New apples will be named on Thursday
Growers expect a premium price from new varieties
ALBION – For about a decade, Roger Lamont has referred to them as NY 1’s and NY 2’s. But on Thursday, he will bury those names forever.
Two new varieties that Lamont has helped nurture from near infancy will be named. Each will have its own logo. Cornell University will make the announcement with a group of growers led by Lamont, who has been farming in Albion for a half century.
The announcement will be made in Geneva at the Agriculture Experiment Station. Lamont said the varieties are important to the future of the state’s $300 million apple industry. Orleans County is the state’s second-leading apple producer behind Wayne County.
New York is the second-ranked apple state in the country, trailing Washington, which is by far the dominant apple producer. Washington grows about 130 million bushels of apples a year, compared to 30 million in NY.
Washington’s output has NY growers looking for an edge in the marketplace.
“We worry about being competitive with Washington because they grow five times what we do,” Lamont said. “These new varieties will be unique to New York.”
Lamont has served as chairman of New York Apple Growers LLC, an organization with about 140 members. They all paid for trees of the new varieties, and NYAG has developed a growing and marketing plan to ensure the new apples hit the marketplace in a coordinated way to ensure enough supply for consumers while growers can still make a good profit.
The new varieties are grown on 930 acres in apple-growing regions throughout the state. When the first mature crop hits the market in 2015 there will be about 930,000 bushels of the two varieties combined.
The trees are still young and aren’t yet producing a full crop.
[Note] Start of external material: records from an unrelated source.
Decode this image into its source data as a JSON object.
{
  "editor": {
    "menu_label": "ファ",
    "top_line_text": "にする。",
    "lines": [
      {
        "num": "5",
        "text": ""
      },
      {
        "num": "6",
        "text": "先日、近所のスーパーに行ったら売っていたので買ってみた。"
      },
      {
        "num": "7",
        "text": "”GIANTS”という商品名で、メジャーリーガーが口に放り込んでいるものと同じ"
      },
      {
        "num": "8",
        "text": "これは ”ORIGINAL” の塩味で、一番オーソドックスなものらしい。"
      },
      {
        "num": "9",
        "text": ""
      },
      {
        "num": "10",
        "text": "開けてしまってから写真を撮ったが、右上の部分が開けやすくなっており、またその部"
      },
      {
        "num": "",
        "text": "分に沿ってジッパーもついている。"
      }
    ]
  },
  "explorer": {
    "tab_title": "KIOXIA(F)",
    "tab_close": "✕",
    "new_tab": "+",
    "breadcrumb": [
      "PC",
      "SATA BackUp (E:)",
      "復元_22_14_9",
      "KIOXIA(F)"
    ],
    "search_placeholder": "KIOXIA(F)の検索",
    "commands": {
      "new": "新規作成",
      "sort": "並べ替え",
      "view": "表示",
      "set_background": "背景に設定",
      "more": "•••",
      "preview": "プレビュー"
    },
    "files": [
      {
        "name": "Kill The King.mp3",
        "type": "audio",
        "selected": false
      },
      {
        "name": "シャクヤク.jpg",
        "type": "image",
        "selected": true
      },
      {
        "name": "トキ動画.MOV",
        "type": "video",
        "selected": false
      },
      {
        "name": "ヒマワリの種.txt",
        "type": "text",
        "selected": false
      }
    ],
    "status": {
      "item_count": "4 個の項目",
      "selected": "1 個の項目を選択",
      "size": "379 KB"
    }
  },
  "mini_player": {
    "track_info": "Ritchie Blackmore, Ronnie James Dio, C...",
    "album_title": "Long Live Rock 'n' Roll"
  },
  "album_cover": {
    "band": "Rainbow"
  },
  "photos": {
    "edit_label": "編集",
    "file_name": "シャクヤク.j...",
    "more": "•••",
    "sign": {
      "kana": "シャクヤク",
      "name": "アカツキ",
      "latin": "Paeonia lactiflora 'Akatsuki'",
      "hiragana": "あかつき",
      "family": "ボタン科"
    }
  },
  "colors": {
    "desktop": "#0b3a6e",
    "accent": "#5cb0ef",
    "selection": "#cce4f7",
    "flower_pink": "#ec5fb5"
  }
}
But there will be enough to introduce the varieties to the public through farm markets this year.
The New York Apple Growers are working with Cornell’s apple breeding company to make the new varieties exclusive to NY growers. Cornell will receive royalties from tree and fruit sales, and those funds will support the breeding program, helping to fund a pipeline of more new varieties in the future.
These will be the first “managed varieties” in NY. Cornell used to develop apples, and they were introduced in a haphazard manner. Growers didn’t work together on planning acreage or developing a marketing initiative for the varieties. That often meant new varieties were slow to catch on with the public. If a new apple proved to be a star, growers might then overproduce the variety, driving down the price.
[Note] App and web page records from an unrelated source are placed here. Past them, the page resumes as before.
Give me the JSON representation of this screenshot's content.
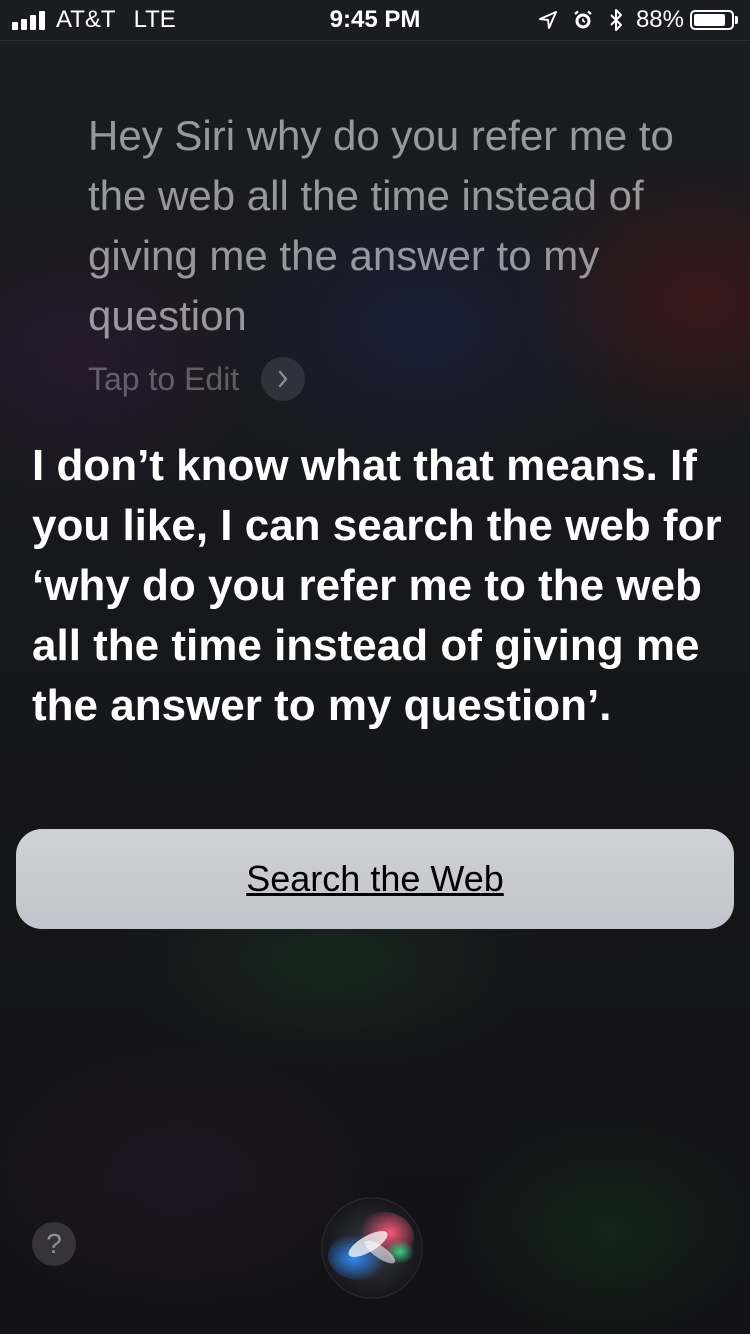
{
  "status_bar": {
    "carrier": "AT&T",
    "network": "LTE",
    "time": "9:45 PM",
    "battery_percent": "88%",
    "battery_level": 0.88,
    "icons": [
      "signal-bars-icon",
      "location-arrow-icon",
      "alarm-clock-icon",
      "bluetooth-icon",
      "battery-icon"
    ]
  },
  "query": {
    "text": "Hey Siri why do you refer me to the web all the time instead of giving me the answer to my question",
    "tap_to_edit_label": "Tap to Edit"
  },
  "answer": {
    "text": "I don’t know what that means. If you like, I can search the web for ‘why do you refer me to the web all the time instead of giving me the answer to my question’."
  },
  "actions": {
    "search_web_label": "Search the Web"
  },
  "bottom": {
    "help_label": "?"
  },
  "colors": {
    "background": "#17181b",
    "button_background": "#c9c9d1",
    "query_text": "#8c8c8f",
    "answer_text": "#ffffff"
  }
}
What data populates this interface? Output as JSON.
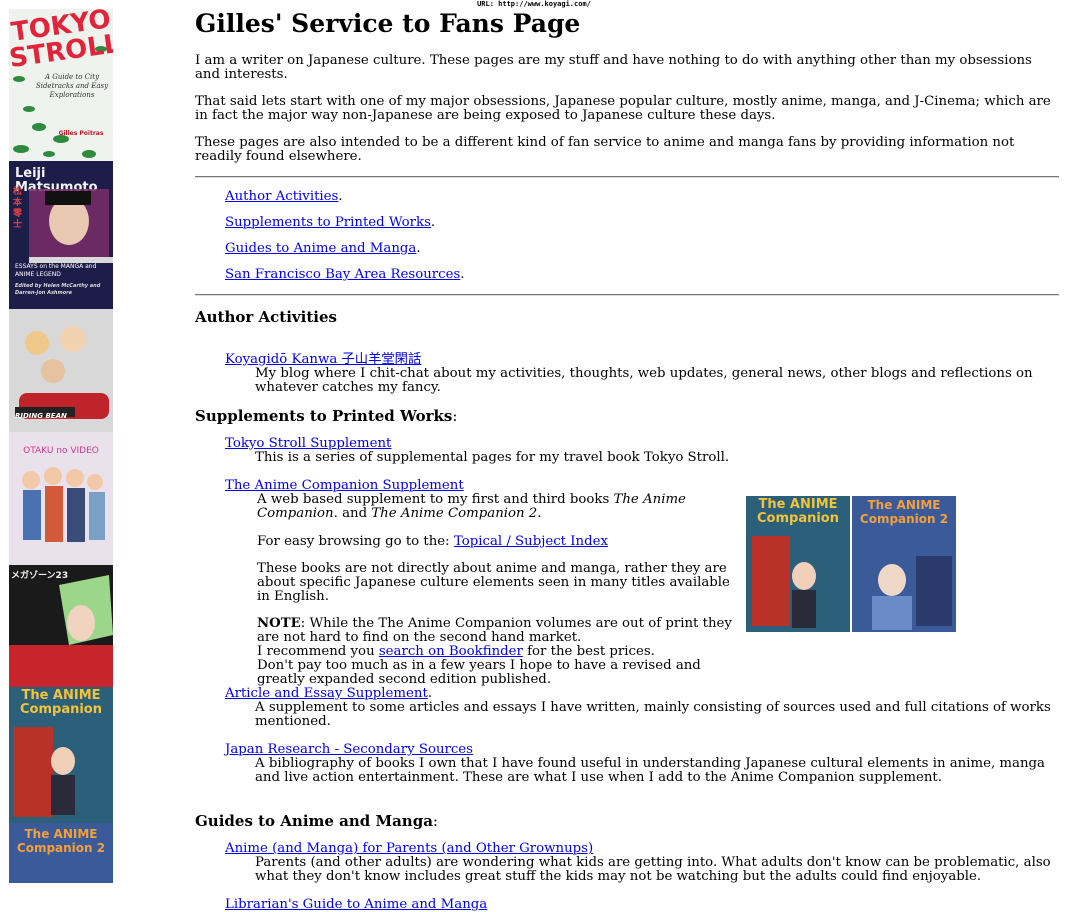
{
  "url_bar": "URL: http://www.koyagi.com/",
  "sidebar": {
    "covers": [
      {
        "title_line1": "TOKYO",
        "title_line2": "STROLL",
        "sub": "A Guide to City Sidetracks and Easy Explorations",
        "author": "Gilles Poitras"
      },
      {
        "title": "Leiji Matsumoto",
        "jp": "松本零士",
        "sub": "ESSAYS on the MANGA and ANIME LEGEND",
        "eds": "Edited by Helen McCarthy and Darren-Jon Ashmore"
      },
      {
        "title": "RIDING BEAN"
      },
      {
        "title": "OTAKU no VIDEO"
      },
      {
        "title": "メガゾーン23"
      },
      {
        "title": "The ANIME Companion"
      },
      {
        "title": "The ANIME Companion 2"
      }
    ]
  },
  "page": {
    "title": "Gilles' Service to Fans Page",
    "intro1": "I am a writer on Japanese culture. These pages are my stuff and have nothing to do with anything other than my obsessions and interests.",
    "intro2": "That said lets start with one of my major obsessions, Japanese popular culture, mostly anime, manga, and J-Cinema; which are in fact the major way non-Japanese are being exposed to Japanese culture these days.",
    "intro3": "These pages are also intended to be a different kind of fan service to anime and manga fans by providing information not readily found elsewhere."
  },
  "toc": [
    {
      "label": "Author Activities",
      "suffix": "."
    },
    {
      "label": "Supplements to Printed Works",
      "suffix": "."
    },
    {
      "label": "Guides to Anime and Manga",
      "suffix": "."
    },
    {
      "label": "San Francisco Bay Area Resources",
      "suffix": "."
    }
  ],
  "author": {
    "heading": "Author Activities",
    "blog_link": "Koyagidō Kanwa 子山羊堂閑話",
    "blog_desc": "My blog where I chit-chat about my activities, thoughts, web updates, general news, other blogs and reflections on whatever catches my fancy."
  },
  "supplements": {
    "heading": "Supplements to Printed Works",
    "colon": ":",
    "tokyo_link": "Tokyo Stroll Supplement",
    "tokyo_desc": "This is a series of supplemental pages for my travel book Tokyo Stroll.",
    "companion_link": "The Anime Companion Supplement",
    "companion_desc_a": "A web based supplement to my first and third books ",
    "companion_book1": "The Anime Companion",
    "companion_desc_b": ". and ",
    "companion_book2": "The Anime Companion 2",
    "companion_desc_c": ".",
    "browse_prefix": "For easy browsing go to the: ",
    "browse_link": "Topical / Subject Index",
    "not_about": "These books are not directly about anime and manga, rather they are about specific Japanese culture elements seen in many titles available in English.",
    "note_label": "NOTE",
    "note_text": ": While the The Anime Companion volumes are out of print they are not hard to find on the second hand market.",
    "recommend_prefix": "I recommend you ",
    "recommend_link": "search on Bookfinder",
    "recommend_suffix": " for the best prices.",
    "dont_pay": "Don't pay too much as in a few years I hope to have a revised and greatly expanded second edition published.",
    "article_link": "Article and Essay Supplement",
    "article_suffix": ".",
    "article_desc": "A supplement to some articles and essays I have written, mainly consisting of sources used and full citations of works mentioned.",
    "research_link": "Japan Research - Secondary Sources",
    "research_desc": "A bibliography of books I own that I have found useful in understanding Japanese cultural elements in anime, manga and live action entertainment. These are what I use when I add to the Anime Companion supplement.",
    "inline_cover1": "The ANIME Companion",
    "inline_cover2": "The ANIME Companion 2"
  },
  "guides": {
    "heading": "Guides to Anime and Manga",
    "colon": ":",
    "parents_link": "Anime (and Manga) for Parents (and Other Grownups)",
    "parents_desc": "Parents (and other adults) are wondering what kids are getting into. What adults don't know can be problematic, also what they don't know includes great stuff the kids may not be watching but the adults could find enjoyable.",
    "librarian_link": "Librarian's Guide to Anime and Manga"
  }
}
The new varieties offer the prospect of a premium price. Lamont said growers have been looking for successors to the very popular Honeycrisp variety, which continues to command a high price despite a huge increase in production.
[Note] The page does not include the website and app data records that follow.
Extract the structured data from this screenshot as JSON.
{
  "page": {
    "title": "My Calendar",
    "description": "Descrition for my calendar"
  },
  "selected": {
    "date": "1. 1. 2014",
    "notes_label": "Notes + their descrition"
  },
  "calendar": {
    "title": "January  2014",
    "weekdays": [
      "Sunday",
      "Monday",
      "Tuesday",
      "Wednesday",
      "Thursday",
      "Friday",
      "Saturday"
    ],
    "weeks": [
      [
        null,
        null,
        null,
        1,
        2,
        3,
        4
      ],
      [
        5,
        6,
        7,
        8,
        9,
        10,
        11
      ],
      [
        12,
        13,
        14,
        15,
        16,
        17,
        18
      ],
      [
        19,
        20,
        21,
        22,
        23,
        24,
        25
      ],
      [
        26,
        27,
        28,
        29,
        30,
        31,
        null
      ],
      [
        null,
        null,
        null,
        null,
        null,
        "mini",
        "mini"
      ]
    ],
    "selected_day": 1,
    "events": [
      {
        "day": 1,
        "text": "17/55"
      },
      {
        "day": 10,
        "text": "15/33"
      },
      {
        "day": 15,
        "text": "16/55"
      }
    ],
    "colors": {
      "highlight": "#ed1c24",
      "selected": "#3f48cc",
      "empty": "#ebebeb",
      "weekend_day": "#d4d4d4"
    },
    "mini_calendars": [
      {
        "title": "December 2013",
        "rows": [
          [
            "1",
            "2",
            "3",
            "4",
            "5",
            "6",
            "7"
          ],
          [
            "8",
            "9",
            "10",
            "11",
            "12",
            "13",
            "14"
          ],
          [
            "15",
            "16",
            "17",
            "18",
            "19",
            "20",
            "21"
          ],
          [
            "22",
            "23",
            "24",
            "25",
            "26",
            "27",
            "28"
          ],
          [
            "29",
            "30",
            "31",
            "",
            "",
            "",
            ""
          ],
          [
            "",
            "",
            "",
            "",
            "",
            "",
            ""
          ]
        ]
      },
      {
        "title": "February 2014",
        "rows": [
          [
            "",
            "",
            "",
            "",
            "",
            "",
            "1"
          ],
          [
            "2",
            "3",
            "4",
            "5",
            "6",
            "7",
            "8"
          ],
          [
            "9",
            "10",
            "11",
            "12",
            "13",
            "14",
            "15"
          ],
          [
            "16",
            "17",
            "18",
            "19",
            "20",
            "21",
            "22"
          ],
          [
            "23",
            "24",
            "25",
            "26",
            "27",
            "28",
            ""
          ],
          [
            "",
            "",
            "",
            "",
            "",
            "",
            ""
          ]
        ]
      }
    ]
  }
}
Consumers typically pay $50 to $60 a bushel for Honeycrisp, a very profitable price for growers. Many other varieties barely break even. The two new varieties will be priced at Honeycrisp levels.
Lamont believes both new varieties will be popular with consumers for the taste, and they will also be easier to grow than the finicky Honeycrisp.
Lamont has nurtured two apple varieties for about a decade, giving up land in his orchard to test how well they grow.
Both new apples will be red, although NY 1 will be a bi-color apple and not as red as NY 2.
New York 1 is a cross between Honeycrisp and NY 752. The new spicy-sweet flavored apple has Honeycrisp’s juiciness and firmness, but doesn’t have that apple’s production problems. Honeycrisp can be vulnerable to seasonal pathogens that cause defects and the apple is tricky to store over winter.
New York 2 was developed by crossing Braeburn with Autumn Crisp. It has a sweet and tart flavor.
“It will be a shiny red apple,” Lamont said. “I call it a ruby red.”
He expects they will be a hit with consumers.
“We’re rolling them out as fast as possible,” he said. “If the marketplace demands it, we can always plant more.”